→ **Instructions to follow**:
Look for the word "subtitle" in the entries and copy every line where it shows up.

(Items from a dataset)
──────────────────────────────

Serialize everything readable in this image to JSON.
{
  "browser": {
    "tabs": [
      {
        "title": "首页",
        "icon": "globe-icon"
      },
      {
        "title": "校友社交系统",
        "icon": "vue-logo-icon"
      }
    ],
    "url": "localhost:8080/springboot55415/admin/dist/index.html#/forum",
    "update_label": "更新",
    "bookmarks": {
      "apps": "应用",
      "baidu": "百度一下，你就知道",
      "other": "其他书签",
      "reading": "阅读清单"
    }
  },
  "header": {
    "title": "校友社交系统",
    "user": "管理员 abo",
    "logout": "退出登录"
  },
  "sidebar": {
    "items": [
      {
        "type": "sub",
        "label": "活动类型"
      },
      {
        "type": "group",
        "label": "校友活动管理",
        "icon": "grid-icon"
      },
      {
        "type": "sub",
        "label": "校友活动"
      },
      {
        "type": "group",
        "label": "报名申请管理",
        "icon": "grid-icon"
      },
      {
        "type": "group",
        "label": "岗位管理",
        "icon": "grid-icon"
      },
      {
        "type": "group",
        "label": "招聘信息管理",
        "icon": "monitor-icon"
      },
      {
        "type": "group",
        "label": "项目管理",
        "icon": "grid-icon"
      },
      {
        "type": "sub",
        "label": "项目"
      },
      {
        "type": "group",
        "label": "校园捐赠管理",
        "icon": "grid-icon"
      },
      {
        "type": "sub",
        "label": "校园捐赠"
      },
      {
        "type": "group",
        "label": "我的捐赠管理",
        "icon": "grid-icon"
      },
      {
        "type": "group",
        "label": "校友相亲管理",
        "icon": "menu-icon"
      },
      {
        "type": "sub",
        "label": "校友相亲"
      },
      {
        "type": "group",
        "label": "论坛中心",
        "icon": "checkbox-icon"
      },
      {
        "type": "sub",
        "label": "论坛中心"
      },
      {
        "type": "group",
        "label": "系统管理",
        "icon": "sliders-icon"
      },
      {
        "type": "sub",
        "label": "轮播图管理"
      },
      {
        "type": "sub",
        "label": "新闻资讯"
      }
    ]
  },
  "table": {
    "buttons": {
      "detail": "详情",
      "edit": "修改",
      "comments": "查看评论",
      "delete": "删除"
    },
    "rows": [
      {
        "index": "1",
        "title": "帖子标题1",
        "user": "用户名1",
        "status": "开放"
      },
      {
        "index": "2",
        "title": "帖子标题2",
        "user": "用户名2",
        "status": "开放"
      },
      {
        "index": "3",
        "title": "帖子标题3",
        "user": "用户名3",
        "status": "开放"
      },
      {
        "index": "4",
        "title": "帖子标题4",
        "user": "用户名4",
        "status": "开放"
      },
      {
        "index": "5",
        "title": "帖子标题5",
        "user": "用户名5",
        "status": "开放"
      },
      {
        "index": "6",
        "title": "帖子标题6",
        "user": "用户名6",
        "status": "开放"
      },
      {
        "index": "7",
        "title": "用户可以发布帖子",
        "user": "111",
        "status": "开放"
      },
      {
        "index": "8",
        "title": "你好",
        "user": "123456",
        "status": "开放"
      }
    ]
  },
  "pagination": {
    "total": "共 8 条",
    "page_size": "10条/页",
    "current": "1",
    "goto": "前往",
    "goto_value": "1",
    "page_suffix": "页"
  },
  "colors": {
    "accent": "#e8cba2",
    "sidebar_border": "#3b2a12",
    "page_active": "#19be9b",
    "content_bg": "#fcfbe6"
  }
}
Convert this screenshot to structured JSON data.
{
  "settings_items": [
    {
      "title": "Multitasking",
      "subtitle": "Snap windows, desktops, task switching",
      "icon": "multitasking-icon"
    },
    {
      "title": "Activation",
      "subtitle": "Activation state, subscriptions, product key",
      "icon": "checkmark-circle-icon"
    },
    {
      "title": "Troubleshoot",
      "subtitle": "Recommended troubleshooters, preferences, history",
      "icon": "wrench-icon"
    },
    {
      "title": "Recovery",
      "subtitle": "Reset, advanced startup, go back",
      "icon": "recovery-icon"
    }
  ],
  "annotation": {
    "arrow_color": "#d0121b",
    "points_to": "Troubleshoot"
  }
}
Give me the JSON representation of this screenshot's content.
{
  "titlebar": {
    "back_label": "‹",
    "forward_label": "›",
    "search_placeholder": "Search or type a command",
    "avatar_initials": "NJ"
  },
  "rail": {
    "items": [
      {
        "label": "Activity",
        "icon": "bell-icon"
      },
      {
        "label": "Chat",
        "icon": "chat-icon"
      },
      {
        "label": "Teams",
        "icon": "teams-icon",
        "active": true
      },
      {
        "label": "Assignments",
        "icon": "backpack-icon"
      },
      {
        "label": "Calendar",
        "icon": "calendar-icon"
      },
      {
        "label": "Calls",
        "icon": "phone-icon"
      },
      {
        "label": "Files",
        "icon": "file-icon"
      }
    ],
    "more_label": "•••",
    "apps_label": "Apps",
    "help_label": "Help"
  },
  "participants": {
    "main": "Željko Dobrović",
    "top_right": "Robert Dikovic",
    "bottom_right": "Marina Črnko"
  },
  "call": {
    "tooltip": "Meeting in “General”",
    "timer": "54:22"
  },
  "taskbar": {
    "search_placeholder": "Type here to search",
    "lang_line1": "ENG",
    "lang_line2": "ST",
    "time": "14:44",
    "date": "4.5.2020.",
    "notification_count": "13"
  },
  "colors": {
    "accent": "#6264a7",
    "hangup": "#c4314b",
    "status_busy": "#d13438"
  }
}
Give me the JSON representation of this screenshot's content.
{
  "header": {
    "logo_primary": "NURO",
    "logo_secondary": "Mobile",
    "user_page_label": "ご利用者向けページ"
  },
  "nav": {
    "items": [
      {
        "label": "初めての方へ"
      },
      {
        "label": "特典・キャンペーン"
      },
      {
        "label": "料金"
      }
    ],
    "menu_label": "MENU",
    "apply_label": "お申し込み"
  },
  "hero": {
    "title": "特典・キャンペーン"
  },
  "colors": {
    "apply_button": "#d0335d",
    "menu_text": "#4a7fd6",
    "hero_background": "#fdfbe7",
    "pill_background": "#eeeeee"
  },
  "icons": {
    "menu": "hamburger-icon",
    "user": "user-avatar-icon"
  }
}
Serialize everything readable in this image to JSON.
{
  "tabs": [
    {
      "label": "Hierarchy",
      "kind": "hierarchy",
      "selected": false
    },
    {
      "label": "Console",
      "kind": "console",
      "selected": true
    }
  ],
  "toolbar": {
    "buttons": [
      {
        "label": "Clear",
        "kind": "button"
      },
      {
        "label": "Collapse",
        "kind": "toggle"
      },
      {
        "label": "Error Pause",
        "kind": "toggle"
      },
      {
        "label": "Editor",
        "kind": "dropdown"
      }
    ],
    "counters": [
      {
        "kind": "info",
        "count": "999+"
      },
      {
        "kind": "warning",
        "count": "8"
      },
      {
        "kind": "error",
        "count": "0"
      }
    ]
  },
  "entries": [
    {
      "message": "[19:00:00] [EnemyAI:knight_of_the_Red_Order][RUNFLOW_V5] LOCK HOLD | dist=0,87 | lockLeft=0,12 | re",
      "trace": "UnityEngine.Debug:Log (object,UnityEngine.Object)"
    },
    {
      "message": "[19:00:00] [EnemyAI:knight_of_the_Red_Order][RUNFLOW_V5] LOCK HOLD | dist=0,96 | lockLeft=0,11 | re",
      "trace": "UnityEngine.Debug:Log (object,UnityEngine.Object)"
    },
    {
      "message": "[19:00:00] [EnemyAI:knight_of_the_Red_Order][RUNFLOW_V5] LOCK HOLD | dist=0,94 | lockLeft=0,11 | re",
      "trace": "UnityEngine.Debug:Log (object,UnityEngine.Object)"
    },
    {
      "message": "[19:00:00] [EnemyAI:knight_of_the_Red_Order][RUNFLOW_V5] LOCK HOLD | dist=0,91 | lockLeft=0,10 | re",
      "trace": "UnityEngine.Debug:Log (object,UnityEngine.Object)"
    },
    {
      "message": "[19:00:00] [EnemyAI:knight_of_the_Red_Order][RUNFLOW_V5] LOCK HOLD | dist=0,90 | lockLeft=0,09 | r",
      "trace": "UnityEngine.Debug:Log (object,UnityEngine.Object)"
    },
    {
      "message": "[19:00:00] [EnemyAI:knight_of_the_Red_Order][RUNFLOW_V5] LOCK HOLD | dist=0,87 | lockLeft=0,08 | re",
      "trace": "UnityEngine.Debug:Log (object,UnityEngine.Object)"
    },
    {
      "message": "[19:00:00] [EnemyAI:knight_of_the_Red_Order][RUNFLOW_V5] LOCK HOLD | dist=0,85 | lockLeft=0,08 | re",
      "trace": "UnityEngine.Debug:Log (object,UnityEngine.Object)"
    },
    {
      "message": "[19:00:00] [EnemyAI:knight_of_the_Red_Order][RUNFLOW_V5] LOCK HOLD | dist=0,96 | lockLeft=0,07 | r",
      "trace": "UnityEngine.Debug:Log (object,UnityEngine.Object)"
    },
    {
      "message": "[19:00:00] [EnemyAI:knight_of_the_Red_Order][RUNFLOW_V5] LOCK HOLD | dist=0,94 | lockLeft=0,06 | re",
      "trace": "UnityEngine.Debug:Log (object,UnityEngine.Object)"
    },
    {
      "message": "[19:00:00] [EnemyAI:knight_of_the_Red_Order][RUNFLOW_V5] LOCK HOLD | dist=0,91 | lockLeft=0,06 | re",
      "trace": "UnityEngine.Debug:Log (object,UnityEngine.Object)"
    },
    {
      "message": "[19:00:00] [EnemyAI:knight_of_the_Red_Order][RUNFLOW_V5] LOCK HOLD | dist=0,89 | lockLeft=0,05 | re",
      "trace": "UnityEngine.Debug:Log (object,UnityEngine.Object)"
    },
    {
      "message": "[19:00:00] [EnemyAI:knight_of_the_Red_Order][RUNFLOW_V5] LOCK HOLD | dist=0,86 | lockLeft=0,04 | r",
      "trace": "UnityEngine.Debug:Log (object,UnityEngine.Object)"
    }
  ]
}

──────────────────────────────

→ **Output of the task**:
      "subtitle": "Snap windows, desktops, task switching",
      "subtitle": "Activation state, subscriptions, product key",
      "subtitle": "Recommended troubleshooters, preferences, history",
      "subtitle": "Reset, advanced startup, go back",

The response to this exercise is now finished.